Do your best to stop stressing out. “Stress is a killer! Really,” Walker points out. “According to Harvard law school reports, constant stress — whether from a traffic-choked daily commute, unhappy marriage, or heavy workload — can have real physical effects on the body. It has been linked to a wide range of health issues, including mood, sleep, and appetite problems — and yes, even heart disease.”
Adds Randall, “Constant exposure to stress can lead to exhaustion and burnout. To minimize the effects of stress on your health, pursue the following: 30 minutes of sustained daily exercise, eat healthy foods high in antioxidants, drink plenty of water and make sure that you get 6-9 hours of sleep each night. Focused relaxation, such as meditation or daydreaming, is a great stress reliever and energy booster. Find time for it every day. If you suffer from poor health, it is a clear sign that your life is out of balance.”

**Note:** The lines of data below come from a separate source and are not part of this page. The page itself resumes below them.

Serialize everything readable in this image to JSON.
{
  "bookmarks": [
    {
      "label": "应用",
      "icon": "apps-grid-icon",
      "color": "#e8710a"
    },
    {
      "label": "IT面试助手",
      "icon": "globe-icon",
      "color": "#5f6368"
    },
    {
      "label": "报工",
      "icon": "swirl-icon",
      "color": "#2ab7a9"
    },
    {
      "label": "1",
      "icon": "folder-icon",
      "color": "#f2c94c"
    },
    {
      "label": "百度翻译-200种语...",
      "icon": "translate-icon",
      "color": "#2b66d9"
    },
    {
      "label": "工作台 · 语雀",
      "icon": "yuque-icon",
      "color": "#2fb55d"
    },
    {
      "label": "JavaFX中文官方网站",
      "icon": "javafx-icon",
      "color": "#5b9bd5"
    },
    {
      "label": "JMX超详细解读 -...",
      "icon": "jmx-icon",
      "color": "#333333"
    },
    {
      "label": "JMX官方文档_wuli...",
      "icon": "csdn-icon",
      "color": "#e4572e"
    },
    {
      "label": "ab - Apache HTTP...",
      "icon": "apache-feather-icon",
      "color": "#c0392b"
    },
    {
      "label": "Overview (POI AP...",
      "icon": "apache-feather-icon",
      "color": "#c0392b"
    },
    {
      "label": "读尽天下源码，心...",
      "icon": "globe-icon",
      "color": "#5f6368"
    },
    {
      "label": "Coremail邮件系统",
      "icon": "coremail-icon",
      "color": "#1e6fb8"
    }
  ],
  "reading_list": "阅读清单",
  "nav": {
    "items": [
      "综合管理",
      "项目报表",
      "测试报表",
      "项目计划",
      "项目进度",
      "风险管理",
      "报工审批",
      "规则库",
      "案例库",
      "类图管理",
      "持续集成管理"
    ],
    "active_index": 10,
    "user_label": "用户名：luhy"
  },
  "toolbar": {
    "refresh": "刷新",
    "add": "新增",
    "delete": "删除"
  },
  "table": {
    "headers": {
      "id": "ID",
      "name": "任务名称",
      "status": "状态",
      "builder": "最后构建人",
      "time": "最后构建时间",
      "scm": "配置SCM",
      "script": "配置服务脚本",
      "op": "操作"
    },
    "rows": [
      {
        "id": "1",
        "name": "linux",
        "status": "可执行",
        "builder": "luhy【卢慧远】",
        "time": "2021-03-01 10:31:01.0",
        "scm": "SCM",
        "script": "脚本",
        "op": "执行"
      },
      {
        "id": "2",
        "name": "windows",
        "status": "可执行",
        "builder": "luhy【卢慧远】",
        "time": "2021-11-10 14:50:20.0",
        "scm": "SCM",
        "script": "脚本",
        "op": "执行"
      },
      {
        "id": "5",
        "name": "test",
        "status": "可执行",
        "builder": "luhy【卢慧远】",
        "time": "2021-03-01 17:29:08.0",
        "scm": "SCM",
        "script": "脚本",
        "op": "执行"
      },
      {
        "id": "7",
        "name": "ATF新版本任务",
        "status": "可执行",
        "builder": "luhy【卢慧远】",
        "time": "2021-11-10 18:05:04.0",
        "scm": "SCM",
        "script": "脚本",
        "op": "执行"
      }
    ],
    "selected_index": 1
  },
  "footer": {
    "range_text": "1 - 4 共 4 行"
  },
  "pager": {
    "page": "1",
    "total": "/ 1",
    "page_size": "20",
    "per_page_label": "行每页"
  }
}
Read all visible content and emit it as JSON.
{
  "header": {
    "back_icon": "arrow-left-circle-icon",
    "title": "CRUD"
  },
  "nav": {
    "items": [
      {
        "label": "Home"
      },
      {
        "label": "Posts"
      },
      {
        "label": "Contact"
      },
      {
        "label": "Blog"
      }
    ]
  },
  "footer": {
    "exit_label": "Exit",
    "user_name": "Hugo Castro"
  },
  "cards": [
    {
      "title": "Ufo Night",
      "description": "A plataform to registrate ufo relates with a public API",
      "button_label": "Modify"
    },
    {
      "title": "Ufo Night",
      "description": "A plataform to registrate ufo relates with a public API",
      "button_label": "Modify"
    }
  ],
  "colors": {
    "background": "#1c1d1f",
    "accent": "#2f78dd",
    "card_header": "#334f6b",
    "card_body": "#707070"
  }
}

Working women often feel guilty about devoting time to their careers. “Know that these thoughts are fallacies. You work to care for your family. The key word is ‘care.’ You care so much about your family that you are willing to put yourself to work in not just one job but two! The first job being a mother of course which you receive no compensation for,” concludes Walker.